Of course, if you’re really hungry, jerky is filling and fine to eat while you hike. But if you find yourself getting a tummy ache after eating a lot of jerky, then try saving it for the end of your hike or a longer break where your digestive system can start breaking it down more easily.

Your Favorite Salty Trail Mixes

One might argue that salty trail mixes are the most healthy trail snack. Sure, nuts contain plenty of protein, but they also have healthy fats too. Not to mention, the fruits and chocolate pieces that you find in most trail mixes give you a quick boost of sugars and carbs, but not so much that you crash a few minutes later.

Go for salted varieties in order to refill on NaCl (the chemical name for table salt). Yes, health experts say that the unsalted trail mix is healthier, however, this isn’t the case when you hike. Your body needs salts to stay properly hydrated. It sounds counter-intuitive, but that white stain on the brim of your hat from sweat says otherwise.

High-Calorie Bars for Long Days

If you’re logging long, tough miles then you’re going to want something a little more heavy-duty to keep your fuel reserves up. Backpackers, peak baggers, alpine climbers, long-distance trail runners, and high-mileage (think 10-plus miles) hikers want a snack that’s worth the weight.

Natural, high-calorie meal bars are the perfect companion for these grueling days. While carrying a heavy pack or running over long distances, your body burns thousands of calories throughout the day. However, you don’t want to pack a meatball sub in your bag, so what do you do? Look for higher-calorie meal bars to supplement your energy. These bars typically have 300 to 500 calories per bar and focus on giving you carbs first, protein second.

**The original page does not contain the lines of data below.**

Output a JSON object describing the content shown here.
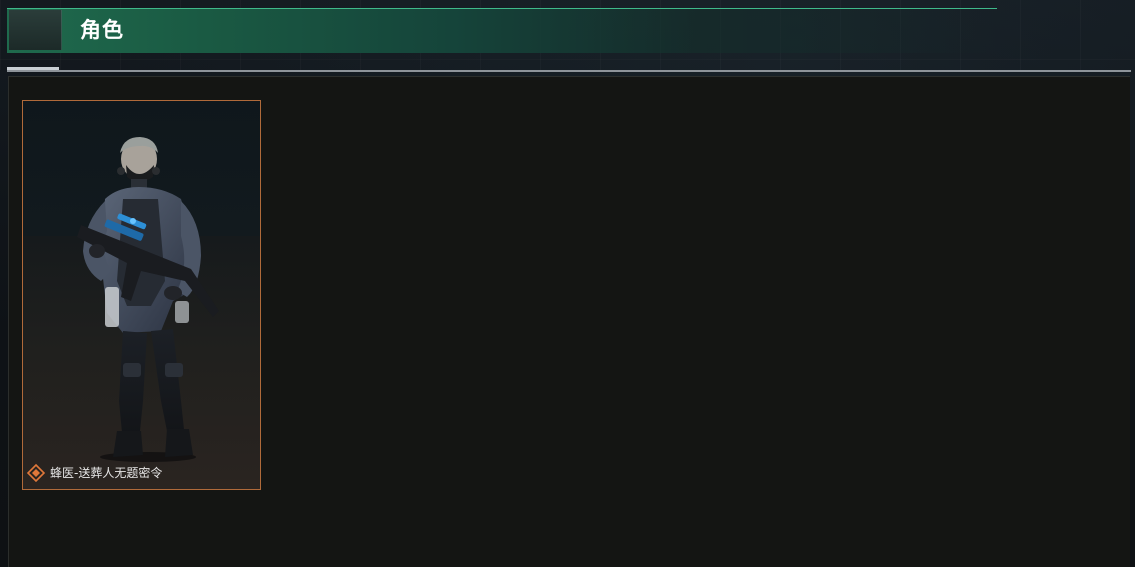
{
  "header": {
    "title": "角色"
  },
  "characters": [
    {
      "name": "蜂医-送葬人无题密令",
      "rarity_icon": "diamond-rarity-icon",
      "rarity_color": "#e0783a",
      "selected": true
    }
  ],
  "colors": {
    "header_accent": "#1f6a4d",
    "card_border": "#b06a3a",
    "panel_bg": "#141513"
  }
}
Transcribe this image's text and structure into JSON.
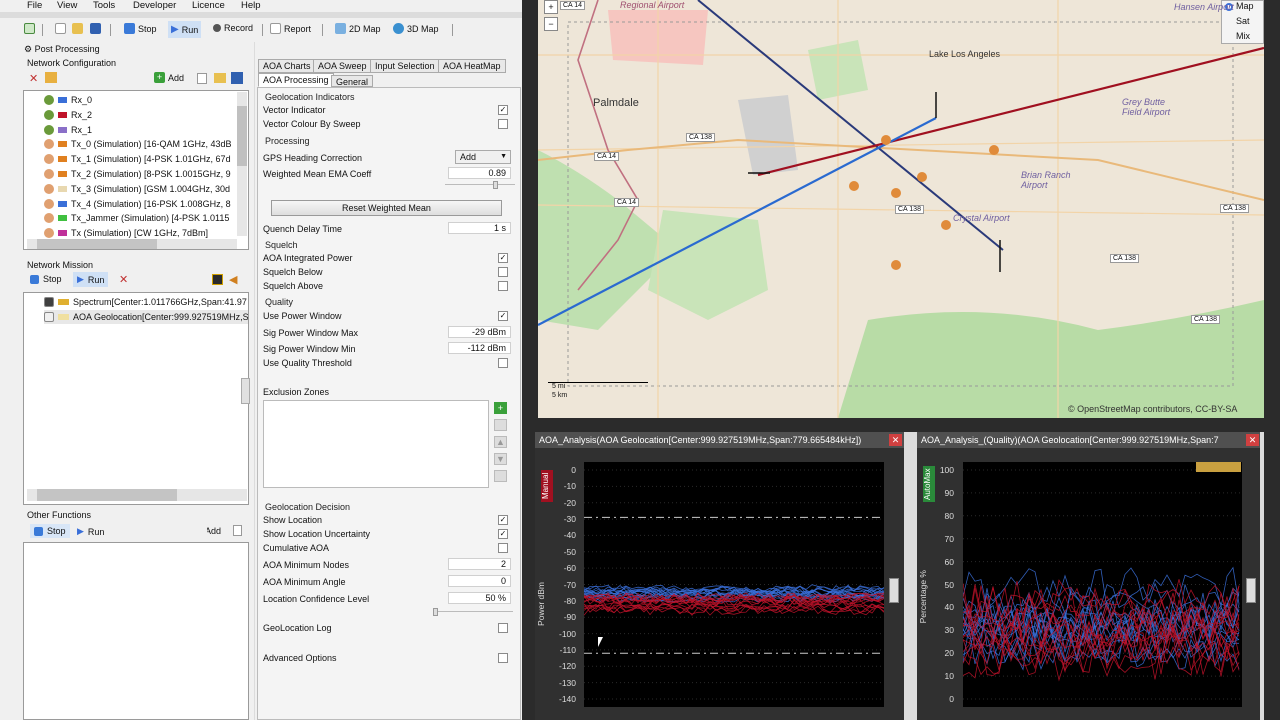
{
  "menu": [
    "File",
    "View",
    "Tools",
    "Developer",
    "Licence",
    "Help"
  ],
  "toolbar": {
    "stop": "Stop",
    "run": "Run",
    "record": "Record",
    "report": "Report",
    "map2d": "2D Map",
    "map3d": "3D Map"
  },
  "left": {
    "post_processing": "Post Processing",
    "network_configuration": "Network Configuration",
    "add": "Add",
    "nodes": [
      {
        "label": "Rx_0",
        "color": "#3a6fd8"
      },
      {
        "label": "Rx_2",
        "color": "#c0132a"
      },
      {
        "label": "Rx_1",
        "color": "#8a6fc8"
      },
      {
        "label": "Tx_0 (Simulation) [16-QAM 1GHz, 43dB",
        "color": "#e08020"
      },
      {
        "label": "Tx_1 (Simulation) [4-PSK 1.01GHz, 67d",
        "color": "#e08020"
      },
      {
        "label": "Tx_2 (Simulation) [8-PSK 1.0015GHz, 9",
        "color": "#e08020"
      },
      {
        "label": "Tx_3 (Simulation) [GSM 1.004GHz, 30d",
        "color": "#e8d8b0"
      },
      {
        "label": "Tx_4 (Simulation) [16-PSK 1.008GHz, 8",
        "color": "#3a6fd8"
      },
      {
        "label": "Tx_Jammer (Simulation) [4-PSK 1.0115",
        "color": "#40c040"
      },
      {
        "label": "Tx (Simulation) [CW 1GHz, 7dBm]",
        "color": "#c0309a"
      }
    ],
    "network_mission": "Network Mission",
    "stop": "Stop",
    "run": "Run",
    "missions": [
      {
        "label": "Spectrum[Center:1.011766GHz,Span:41.97",
        "color": "#e0b030"
      },
      {
        "label": "AOA Geolocation[Center:999.927519MHz,S",
        "color": "#f0e0a0"
      }
    ],
    "other_functions": "Other Functions",
    "other_stop": "Stop",
    "other_run": "Run",
    "other_add": "Add"
  },
  "tabs": {
    "row1": [
      "AOA Charts",
      "AOA Sweep",
      "Input Selection",
      "AOA HeatMap"
    ],
    "row2": [
      "AOA Processing",
      "General"
    ]
  },
  "settings": {
    "geo_indicators": "Geolocation Indicators",
    "vector_indicator": "Vector Indicator",
    "vector_colour": "Vector Colour By Sweep",
    "processing": "Processing",
    "gps_heading": "GPS Heading Correction",
    "gps_heading_value": "Add",
    "ema_coeff": "Weighted Mean EMA Coeff",
    "ema_value": "0.89",
    "reset_button": "Reset Weighted Mean",
    "quench": "Quench Delay Time",
    "quench_value": "1 s",
    "squelch": "Squelch",
    "aoa_integrated": "AOA Integrated Power",
    "squelch_below": "Squelch Below",
    "squelch_above": "Squelch Above",
    "quality": "Quality",
    "use_power_window": "Use Power Window",
    "sig_max": "Sig Power Window Max",
    "sig_max_value": "-29 dBm",
    "sig_min": "Sig Power Window Min",
    "sig_min_value": "-112 dBm",
    "use_quality": "Use Quality Threshold",
    "exclusion": "Exclusion Zones",
    "geo_decision": "Geolocation Decision",
    "show_location": "Show Location",
    "show_uncertainty": "Show Location Uncertainty",
    "cumulative": "Cumulative AOA",
    "min_nodes": "AOA Minimum Nodes",
    "min_nodes_value": "2",
    "min_angle": "AOA Minimum Angle",
    "min_angle_value": "0",
    "confidence": "Location Confidence Level",
    "confidence_value": "50 %",
    "geo_log": "GeoLocation Log",
    "advanced": "Advanced Options"
  },
  "map": {
    "labels": [
      "Regional Airport",
      "Lake Los Angeles",
      "Palmdale",
      "Grey Butte Field Airport",
      "Brian Ranch Airport",
      "Crystal Airport",
      "Hansen Airport"
    ],
    "roads": [
      "CA 14",
      "CA 138",
      "CA 138",
      "CA 138",
      "CA 138",
      "CA 14",
      "CA 14",
      "CA 138"
    ],
    "layers": [
      "Map",
      "Sat",
      "Mix"
    ],
    "scale_top": "5 mi",
    "scale_bottom": "5 km",
    "attribution": "© OpenStreetMap contributors, CC-BY-SA"
  },
  "chart1": {
    "title": "AOA_Analysis(AOA Geolocation[Center:999.927519MHz,Span:779.665484kHz])",
    "badge": "Manual",
    "ylabel": "Power dBm"
  },
  "chart2": {
    "title": "AOA_Analysis_(Quality)(AOA Geolocation[Center:999.927519MHz,Span:7",
    "badge": "AutoMax",
    "ylabel": "Percentage %"
  },
  "chart_data": [
    {
      "type": "line",
      "title": "AOA_Analysis(AOA Geolocation[Center:999.927519MHz,Span:779.665484kHz])",
      "ylabel": "Power dBm",
      "ylim": [
        -140,
        0
      ],
      "yticks": [
        0,
        -10,
        -20,
        -30,
        -40,
        -50,
        -60,
        -70,
        -80,
        -90,
        -100,
        -110,
        -120,
        -130,
        -140
      ],
      "series": [
        {
          "color": "#3a6fd8",
          "band": [
            -72,
            -80
          ]
        },
        {
          "color": "#c0132a",
          "band": [
            -78,
            -88
          ]
        }
      ],
      "thresholds": [
        -29,
        -112
      ]
    },
    {
      "type": "line",
      "title": "AOA_Analysis_(Quality)(AOA Geolocation[Center:999.927519MHz,Span:7",
      "ylabel": "Percentage %",
      "ylim": [
        0,
        100
      ],
      "yticks": [
        100,
        90,
        80,
        70,
        60,
        50,
        40,
        30,
        20,
        10,
        0
      ],
      "series": [
        {
          "color": "#3a6fd8",
          "band": [
            20,
            50
          ]
        },
        {
          "color": "#c0132a",
          "band": [
            15,
            45
          ]
        }
      ]
    }
  ]
}
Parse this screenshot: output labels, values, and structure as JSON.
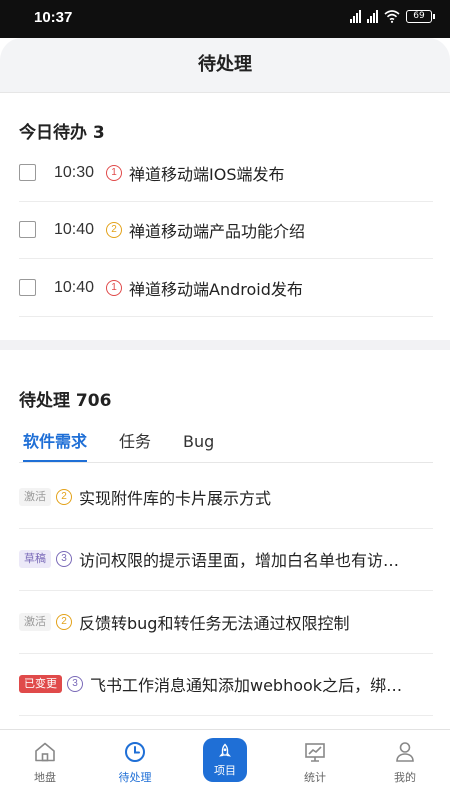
{
  "status_bar": {
    "time": "10:37",
    "battery": "69"
  },
  "header": {
    "title": "待处理"
  },
  "today": {
    "title": "今日待办 3",
    "items": [
      {
        "time": "10:30",
        "priority": "1",
        "text": "禅道移动端IOS端发布"
      },
      {
        "time": "10:40",
        "priority": "2",
        "text": "禅道移动端产品功能介绍"
      },
      {
        "time": "10:40",
        "priority": "1",
        "text": "禅道移动端Android发布"
      }
    ]
  },
  "pending": {
    "title": "待处理 706",
    "tabs": [
      {
        "label": "软件需求",
        "active": true
      },
      {
        "label": "任务",
        "active": false
      },
      {
        "label": "Bug",
        "active": false
      }
    ],
    "items": [
      {
        "status": "激活",
        "priority": "2",
        "text": "实现附件库的卡片展示方式"
      },
      {
        "status": "草稿",
        "priority": "3",
        "text": "访问权限的提示语里面，增加白名单也有访…"
      },
      {
        "status": "激活",
        "priority": "2",
        "text": "反馈转bug和转任务无法通过权限控制"
      },
      {
        "status": "已变更",
        "priority": "3",
        "text": "飞书工作消息通知添加webhook之后，绑…"
      }
    ]
  },
  "nav": {
    "items": [
      {
        "label": "地盘",
        "icon": "home-icon"
      },
      {
        "label": "待处理",
        "icon": "clock-icon"
      },
      {
        "label": "项目",
        "icon": "rocket-icon"
      },
      {
        "label": "统计",
        "icon": "chart-icon"
      },
      {
        "label": "我的",
        "icon": "user-icon"
      }
    ]
  },
  "colors": {
    "accent": "#1f6fd6",
    "priority1": "#e04a4a",
    "priority2": "#e3a21a",
    "priority3": "#7a6ab8"
  }
}
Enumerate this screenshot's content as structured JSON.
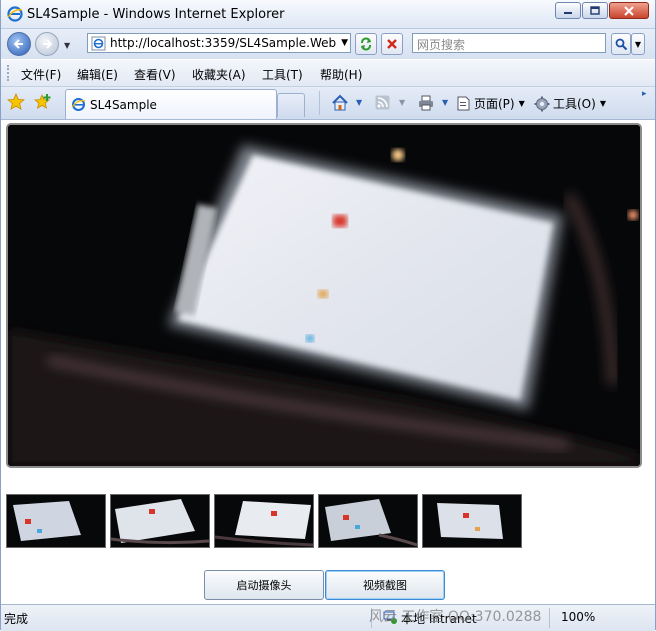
{
  "window": {
    "title": "SL4Sample - Windows Internet Explorer",
    "minimize_label": "0",
    "maximize_label": "1",
    "close_label": "r"
  },
  "address_bar": {
    "url": "http://localhost:3359/SL4Sample.Web/Sl",
    "search_placeholder": "网页搜索"
  },
  "menu": {
    "items": [
      "文件(F)",
      "编辑(E)",
      "查看(V)",
      "收藏夹(A)",
      "工具(T)",
      "帮助(H)"
    ]
  },
  "tabs": {
    "active_tab_label": "SL4Sample"
  },
  "command_bar": {
    "page_label": "页面(P)",
    "tools_label": "工具(O)"
  },
  "app": {
    "start_camera_label": "启动摄像头",
    "capture_label": "视频截图",
    "thumbnail_count": 5
  },
  "status": {
    "text": "完成",
    "zone_label": "本地 Intranet",
    "zoom_label": "100%"
  },
  "watermark": "风云 工作室 QQ:370.0288"
}
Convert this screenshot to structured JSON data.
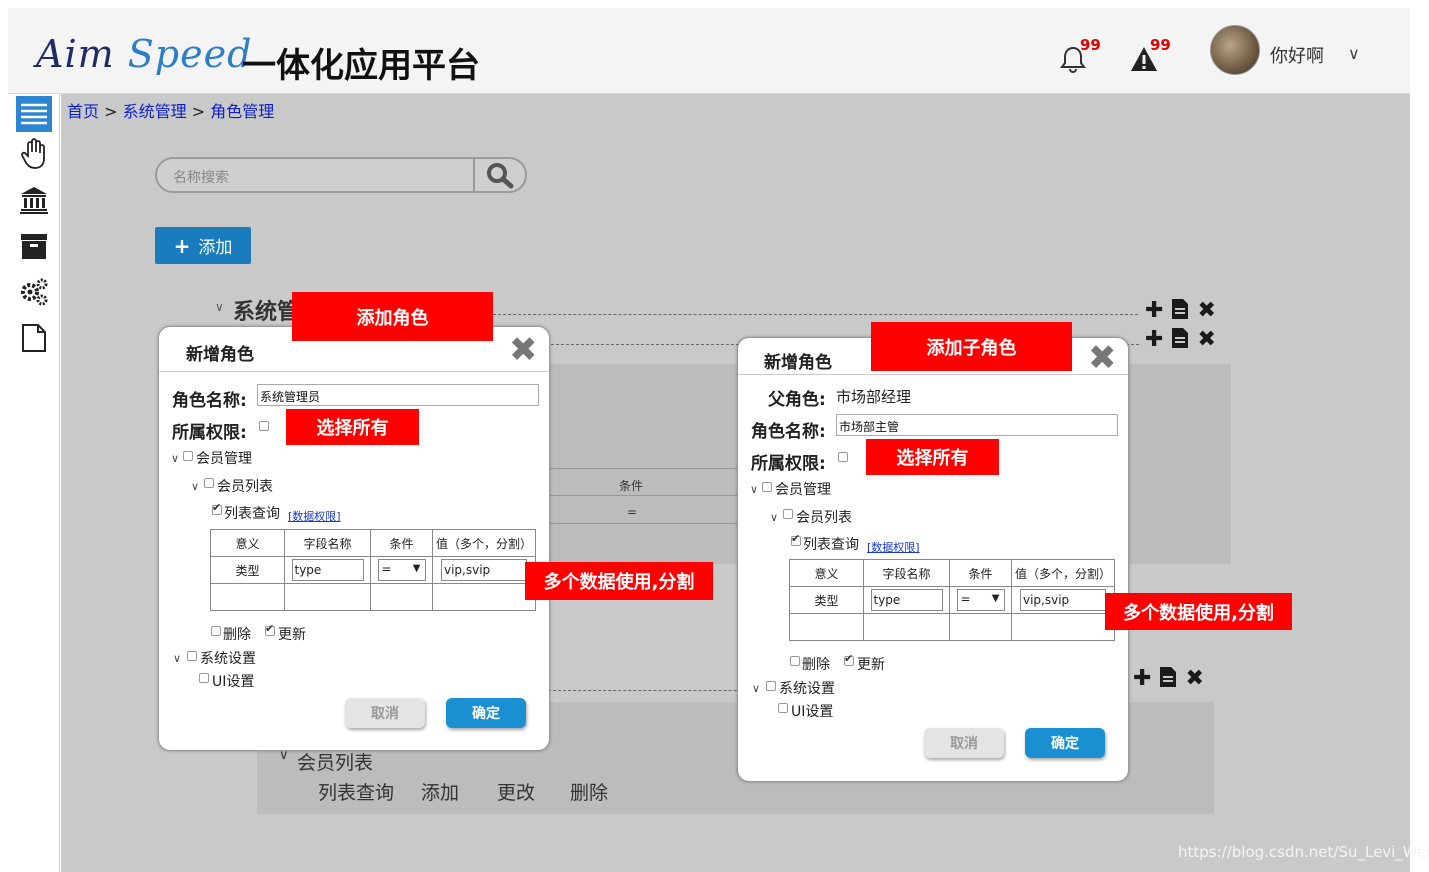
{
  "header": {
    "logo_a": "Aim",
    "logo_b": "Speed",
    "platform": "一体化应用平台",
    "notification_count": "99",
    "alert_count": "99",
    "username": "你好啊"
  },
  "breadcrumb": {
    "home": "首页",
    "sep": ">",
    "system": "系统管理",
    "roles": "角色管理"
  },
  "search": {
    "placeholder": "名称搜索"
  },
  "toolbar": {
    "add_label": "添加"
  },
  "tree": {
    "root_title": "系统管",
    "table_col_condition": "条件",
    "table_val_condition": "=",
    "member_list": "会员列表",
    "ops": [
      "列表查询",
      "添加",
      "更改",
      "删除"
    ]
  },
  "dialog1": {
    "title": "新增角色",
    "role_name_label": "角色名称:",
    "role_name_value": "系统管理员",
    "perm_label": "所属权限:",
    "member_mgmt": "会员管理",
    "member_list": "会员列表",
    "list_query": "列表查询",
    "data_perm": "[数据权限]",
    "table_headers": [
      "意义",
      "字段名称",
      "条件",
      "值（多个，分割）"
    ],
    "row_meaning": "类型",
    "row_field": "type",
    "row_cond": "=",
    "row_value": "vip,svip",
    "delete": "删除",
    "update": "更新",
    "sys_settings": "系统设置",
    "ui_settings": "UI设置",
    "cancel": "取消",
    "ok": "确定"
  },
  "dialog2": {
    "title": "新增角色",
    "parent_label": "父角色:",
    "parent_value": "市场部经理",
    "role_name_label": "角色名称:",
    "role_name_value": "市场部主管",
    "perm_label": "所属权限:",
    "member_mgmt": "会员管理",
    "member_list": "会员列表",
    "list_query": "列表查询",
    "data_perm": "[数据权限]",
    "table_headers": [
      "意义",
      "字段名称",
      "条件",
      "值（多个，分割）"
    ],
    "row_meaning": "类型",
    "row_field": "type",
    "row_cond": "=",
    "row_value": "vip,svip",
    "delete": "删除",
    "update": "更新",
    "sys_settings": "系统设置",
    "ui_settings": "UI设置",
    "cancel": "取消",
    "ok": "确定"
  },
  "annotations": {
    "add_role": "添加角色",
    "add_sub_role": "添加子角色",
    "select_all": "选择所有",
    "multi_data": "多个数据使用,分割"
  },
  "watermark": "https://blog.csdn.net/Su_Levi_Wei",
  "colors": {
    "accent": "#1a7bbd",
    "annotation": "#ff0000",
    "badge": "#e00000"
  }
}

Every brand has its own unique flavors and some are more natural than others. Stick to more natural ingredients and try a variety of flavors for a healthy hiking snack. Not that hungry? Just eat a bite or two and nosh as you go.

Fresh, Sauced, and Dried Fruits

Ditch the gummy bears (okay, maybe not all the gummy bears) and opt for fruit products instead. As you hike, your body needs energy quickly. The best way to do this is by eating healthy hiking snacks that are high in natural sugars. Yes, the processed stuff is great - it tastes awesome and provides you with both a mental and an energy boost, but too much of it can result in monumental sugar crashes.

Instead, try fruits. Regular washed fruits work well, but aren’t the most packable snacks (also, keep a baggie for your stems, cores, peels, etc). Dried fruits offer up the same healthy energy without the added bulk. Fruit leathers are an awesome healthy hiking snack. So are the packets of apple and fruit sauces. Each of these brings you easy, digestible energy for the trail.

Overall, choosing the right healthy hiking snacks means opting for natural sources of energy instead of processed foods. You’ll want to have a good balance of options that’s high on carbs, fats, and sugars, but also contains replenishing salts and proteins too. The result keeps a pep in your step and lets you hike further.

About the Author:
Meg Atteberry-

Meg ditched the 9-5 world as an architect in pursuit of adventure. Now a freelance writer for the outdoor industry, she’s made it her life’s work to inspire others to say “yes” to adventure. From the remote wilderness areas of Colorado, to exploring a foreign country, Meg specializes in off-beat destinations for the intrepid soul. You can find her in the backcountry searching for the perfect camp spot in her home of Colorado.